### THE DATA:
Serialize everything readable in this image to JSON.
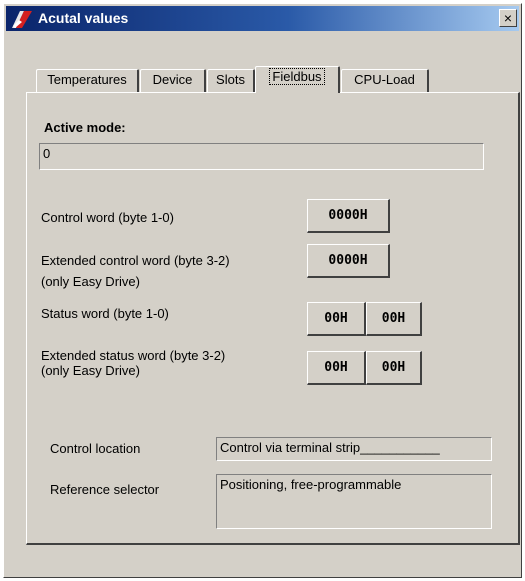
{
  "window": {
    "title": "Acutal values",
    "close_glyph": "×",
    "icon": "app-logo-icon"
  },
  "tabs": [
    {
      "label": "Temperatures",
      "active": false
    },
    {
      "label": "Device",
      "active": false
    },
    {
      "label": "Slots",
      "active": false
    },
    {
      "label": "Fieldbus",
      "active": true
    },
    {
      "label": "CPU-Load",
      "active": false
    }
  ],
  "fieldbus": {
    "active_mode_label": "Active mode:",
    "active_mode_value": "0",
    "control_word_label": "Control word (byte 1-0)",
    "control_word_value": "0000H",
    "ext_control_word_label_line1": "Extended control word (byte 3-2)",
    "ext_control_word_label_line2": "(only Easy Drive)",
    "ext_control_word_value": "0000H",
    "status_word_label": "Status word (byte 1-0)",
    "status_word_high": "00H",
    "status_word_low": "00H",
    "ext_status_word_label_line1": "Extended status word (byte 3-2)",
    "ext_status_word_label_line2": "(only Easy Drive)",
    "ext_status_word_high": "00H",
    "ext_status_word_low": "00H",
    "control_location_label": "Control location",
    "control_location_value": "Control via terminal strip___________",
    "reference_selector_label": "Reference selector",
    "reference_selector_value": "Positioning, free-programmable"
  }
}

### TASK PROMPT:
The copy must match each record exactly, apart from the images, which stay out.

### OUTPUT FOR THIS EXERCISE:
Serialize everything readable in this image to JSON.
{
  "window": {
    "title": "Acutal values",
    "close_glyph": "×",
    "icon": "app-logo-icon"
  },
  "tabs": [
    {
      "label": "Temperatures",
      "active": false
    },
    {
      "label": "Device",
      "active": false
    },
    {
      "label": "Slots",
      "active": false
    },
    {
      "label": "Fieldbus",
      "active": true
    },
    {
      "label": "CPU-Load",
      "active": false
    }
  ],
  "fieldbus": {
    "active_mode_label": "Active mode:",
    "active_mode_value": "0",
    "control_word_label": "Control word (byte 1-0)",
    "control_word_value": "0000H",
    "ext_control_word_label_line1": "Extended control word (byte 3-2)",
    "ext_control_word_label_line2": "(only Easy Drive)",
    "ext_control_word_value": "0000H",
    "status_word_label": "Status word (byte 1-0)",
    "status_word_high": "00H",
    "status_word_low": "00H",
    "ext_status_word_label_line1": "Extended status word (byte 3-2)",
    "ext_status_word_label_line2": "(only Easy Drive)",
    "ext_status_word_high": "00H",
    "ext_status_word_low": "00H",
    "control_location_label": "Control location",
    "control_location_value": "Control via terminal strip___________",
    "reference_selector_label": "Reference selector",
    "reference_selector_value": "Positioning, free-programmable"
  }
}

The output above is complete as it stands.